As a producer/mixer, I get a lot of different session files sent to me. Some are nicely structured, but too many are all over the place. So here’s five quick and simple tips from my experience that can not only keep things organized, but help you find them months or even years later if you need a recall.
Create a master project folder
On my main hard drive, I create a folder for each individual project. For example, if my hard drive is called RT MAIN DRIVE, and I’m doing a show for ESPN, I’ll be able to click on RT MAIN DRIVE > ESPN and quickly find the project every time. I will often make that working folder Green (Control-click or right -click to label a file or folder on a Mac), so my eyes catch it immediately when opening each day’s work. Easy to do and a no brainer for organization.
Create individual song folders
Within each master project, I will create a folder for each song. Again, this lets me keep thing separated and easily organized visually. I will often make each song a different color depending on how far along I am with it. Yellow means in progress, Red always means I’m done with it – print it!
Create a Bounce or Print folder
It’s important to keep track of your final mixes of each song. I create a folder called ‘Bounces’ for each song (since I’m in Pro Tools and the mixes are referred to as bounces). So when I first go to ‘bounce to disk’ on a project, I select Bounce, then ‘New Folder’ in the bottom left. I label it ‘XXX Bounces’ and then every time I create a bounce for that session, it goes into that folder. It’s also important to put a version number on the bounce, any relevant info, and the date.
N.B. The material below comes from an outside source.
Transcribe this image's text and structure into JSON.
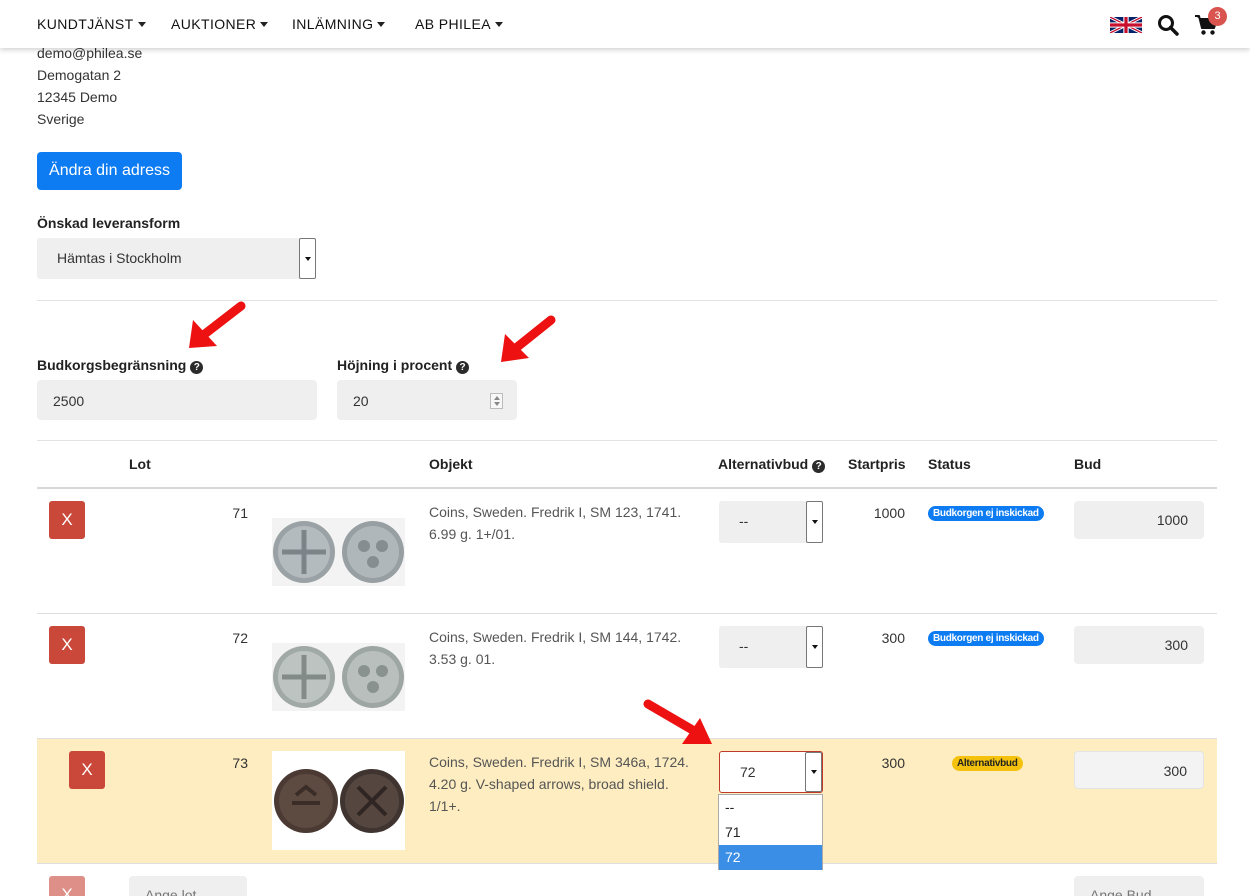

For example, the song called “Space Cakes V.2, vocal down -2 dB 10.20.12” – means the title is Space Cakes, it’s the second version, I lowered the vocal 2 dB, and it was done on October 12, 2012. That way, when I go to look for the different mixes, I’ll always know exactly what they were, and where to find them (In the Bounce folder!).
Keep your loops and libraries on separate drives
I literally have thousands of loops, sound effects and samples. To keep track of them, I put them on different internal drives on my computer. This way, I know where they are at all times. It’s common sense, but keep them off your main DAW working drive. Also, any loops or samples I use, I make sure to import them into the current working session. That way, they will always be in the audio files folder – no matter where I travel with that session.
Backup, Backup, Backup
Back up to at least 2 extra drives: The old adage “if you don’t have it on 3 drives, you don’t have it” is true. Make sure you back your project up nightly if possible. Even if you just drag it to an external FireWire drive, at least it’s off the main computer. I back it up to a small pocket drive, and then to a main drive. The folders are labeled ‘Project XXX BU (backup)” and dated. I will even go as far as to place labels or tape on the main backup drive letting me know what’s on there. Or you can take a screenshot of the contents and tape it directly to it. That way, you’re not guessing what is on each of the drives. It’s simple – but it works.